Atomic power reactor operator NPCIL hopes to get the regulatory nod to fuel the first unit of Kudankulam nuclear power plant in a week`s time.
Chennai: Atomic power reactor operator Nuclear Power Corporation of India Ltd (NPCIL) hopes to get the regulatory nod to fuel the first unit of Kudankulam nuclear power plant in a week`s time, a top official said here on Saturday.
The NPCIL had sought the Atomic Energy Regulatory Board`s permission on April 18 for loading the fuel in the nuclear project in Tirunelveli district, around 650 km from here.
"We are hopeful of getting the board`s nod in a week`s time. We will then remove the dummy fuel (similar to the real fuel in terms of specifications but without enriched uranium) and start loading the real nuclear fuel," SK Jain, chairman and managing director of NPCIL, said.
"If everything goes well, the fuel loading process will be completed by May or June," Jain said. He cited Tamil Nadu Chief Minister J Jayalalithaa`s April 25 letter to Prime Minister Manmohan Singh that the reactor "will be fuelled in the next few days" and it will attain criticality in 20 days` time.
"We have been able to mobilise necessary workforce within three weeks following the state government`s nod to go ahead with the project. The hot run of the reactor (trial run without real fuel) was 200 percent success," said Jain while speaking about the status of the first unit of the reactor.
He said the reactor`s life expectancy was around 60 years and the NPCIL has the in-service testing capacity for which data was to be collected after hot run.
According to Jain, pre-service inspection will be completed in a couple of days while fine tuning of data is going on.
"We have completed integrated emergency core (reactor core) cooling system simulation. This is a prerequisite for fuel loading," Jain said.
Officials at the Kundankulam plant have tested more than 600 pumps and motors, 200 control panels and the same number of electrical panels and individual systems of the reactor.
Terming reports about the presence of a spring near the reactor building as a rumour, Jain said the NPCIL spent around Rs 10 million to conduct isotope hydrology test to find water reservoir near the project site and could not find even salt water.
Speaking about the safety drills conducted prior to loading nuclear fuel, Jain said they were of three kinds: Plant emergency, site emergency and off-site emergency. The first two of these drills have been completed, Jain said.
"The plant emergency is declared if there is any system malfunctioning. Under this drill, all the plant personnel are required to assemble at a designated place if a warning is sounded. The second drill is site emergency that applies to all those present within 1.6 km radius of the plant. They too have to assemble at a designated place on hearing a warning sound in case of an emergency," Jain said.
The off-site emergency drill is conducted by district administration officials, who are trained by the NPCIL, Jain said.
"We have trained the district administration officials on safety drills such as traffic diversion and informing the people about how to react in an emergency.

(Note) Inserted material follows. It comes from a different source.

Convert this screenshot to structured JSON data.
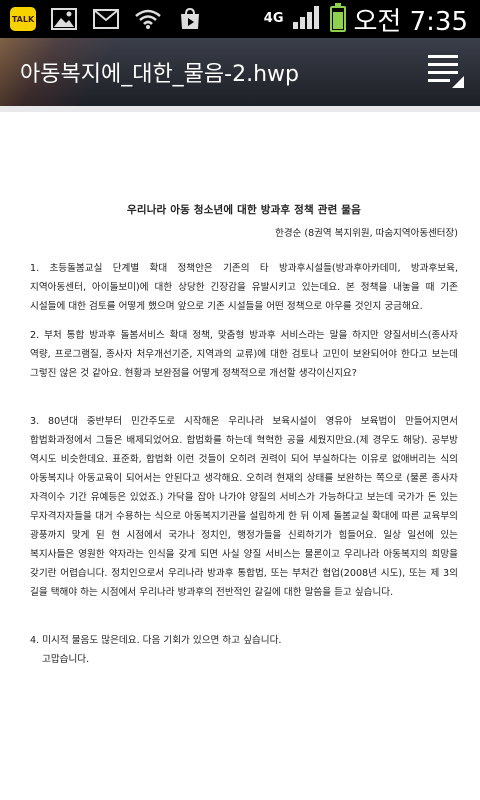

Training on evacuating people and handling other emergency situations will be done before the reactor goes critical," Jain said.